Paul’s letter is written to address the false teaching of a cult attacking the church of Colosse. This cult seemed to be an early form of Gnosticism. The Gnostics were primarily attacking the deity of Christ and the sufficiency of the gospel. They taught that in order for a person to be saved they must have a higher form of knowledge, a higher form of wisdom. The Gnostic name actually comes from the Greek word gnosis which means “to know.” The Gnostics were very syncretic in that they had many beliefs . . .
An exposition of James
Peter writes this letter to persecuted Christians in order to comfort them in the midst of their persecution. He comforts them with the reality of their salvation. In fact, in the introduction of the letter Peter starts off by calling them “elect” and speaking of the benefits of their election (1 Peter 1:1, 2). He then continues by praising God for their new birth and the unfading benefits of it (1:3-5). This is not the normal way you would comfort someone who is going through a hard time. However, if these believers . . .
What is the highest good in life that anyone can pursue? In Latin there is a phrase called the Summum Bonnum that means “the highest good out of which all good flows.” Many pursue wisdom, social justice, wealth, power or physical strength as the highest good in life.
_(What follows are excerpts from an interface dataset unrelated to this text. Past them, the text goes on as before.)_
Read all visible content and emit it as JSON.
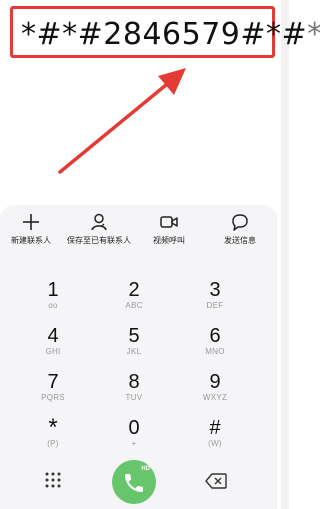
{
  "dialer": {
    "number_typed": "*#*#2846579#*#",
    "number_pending": "*"
  },
  "actions": [
    {
      "label": "新建联系人",
      "icon": "plus-icon"
    },
    {
      "label": "保存至已有联系人",
      "icon": "person-icon"
    },
    {
      "label": "视频呼叫",
      "icon": "video-icon"
    },
    {
      "label": "发送信息",
      "icon": "message-icon"
    }
  ],
  "keypad": [
    {
      "digit": "1",
      "sub": "oo"
    },
    {
      "digit": "2",
      "sub": "ABC"
    },
    {
      "digit": "3",
      "sub": "DEF"
    },
    {
      "digit": "4",
      "sub": "GHI"
    },
    {
      "digit": "5",
      "sub": "JKL"
    },
    {
      "digit": "6",
      "sub": "MNO"
    },
    {
      "digit": "7",
      "sub": "PQRS"
    },
    {
      "digit": "8",
      "sub": "TUV"
    },
    {
      "digit": "9",
      "sub": "WXYZ"
    },
    {
      "digit": "*",
      "sub": "(P)"
    },
    {
      "digit": "0",
      "sub": "+"
    },
    {
      "digit": "#",
      "sub": "(W)"
    }
  ],
  "call_button": {
    "badge": "HD",
    "icon": "phone-icon"
  },
  "colors": {
    "highlight": "#e43c35",
    "call": "#67c56c"
  }
}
However, none of these things compare to the benefits of knowing God. Listen to what the Lord says through . . .
Sermons from various Bible texts